I’ve always loved the answers to what do I want my kids to remember and what do I want them to forget. Of course, like most, I want them to remember how much fun we had. The dance parties and driving around the island singing at the top of our lungs. I hope they remember me reading to them every night at dinner and getting choked up and laughing and feeling how much literature can move you. I hope they remember this social isolation time as the time we painted and gardened and curled up together to watch the stars come out.
I hope they forgot nothing. Because I want them to see that it’s okay to falter. That it’s okay to mess up. I want them to learn to heal and repair and to keep trying even when it’s hard. I haven’t been perfect, not even close. But I know in my heart that my kids see that I strive everyday to be better. I don’t want to hold up some ideal of motherhood or of being human. Life is hard! So, it’s okay that they see me lose my patience sometimes. It will show them that they are okay when they lose theirs. Life isn’t over when you mess up. Just get up and try again.
My absolute favorite thing about living with my kids is that they just make me so happy. No matter how much time I spend with them, I want to spend more. I will miss them so much when they are off, deep into their own lives, and I think about that all the time while we are locked down in this pandemic. This moment of togetherness, this closeness, I cherish it and know I will always hold this memory close.
I wish someone had told me that when you have (find) your first child, at the moment you are falling in love in a way you never even imagined, that you would have to say goodbye to yourself at the very same time. Yes, you can hold onto many things, but that person you were, that moment your child is placed in your arms, a fracture happens, and then a shattering. The person you were is gone. Forever. I wasn’t ready for that whiplash. But oh my, what an adventure lay ahead. What love.
Thank you, Sabrina! What a beautiful home. I love that look of the collected and curated pieces. And I love what Sabrina said about buying pieces that last and really appreciated their history — whether it is your own history with the item, or the history that someone else created with that piece. It does give things a sense of permanence when you know they were here before you and some of them will be in use long after you’re gone.

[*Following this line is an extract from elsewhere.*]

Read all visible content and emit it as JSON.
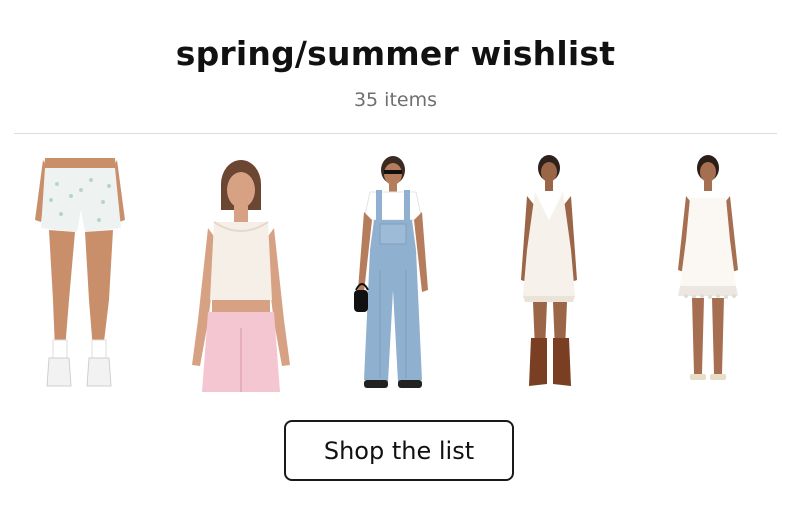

My heart really goes out to all of the single parents during this crazy time. Both those that are single parents all the time (which is an impossibly complicated job, I’m sure) and those who are single in situations like Sabrina, where one parent is far away, or perhaps where one parent is self-isolating because of the work they do on the front lines. This is tricky for all of us to get through and must be particularly hard for people who are doing it on their own and keeping everything afloat for their kids.
Are you going through this pandemic on your own? Do you have a partner to help you? How do you divide your workload to make it all manageable?
Would you like to share your home in our Living With Kids series? It’s lots of fun, I promise! (And we are always looking for more diversity in the families we feature here. Single parents, non-traditional parents, families of color, LGBT parents, multi-generational families. Reach out! We’d love to hear your stories!!) Email us at firstname.lastname@example.org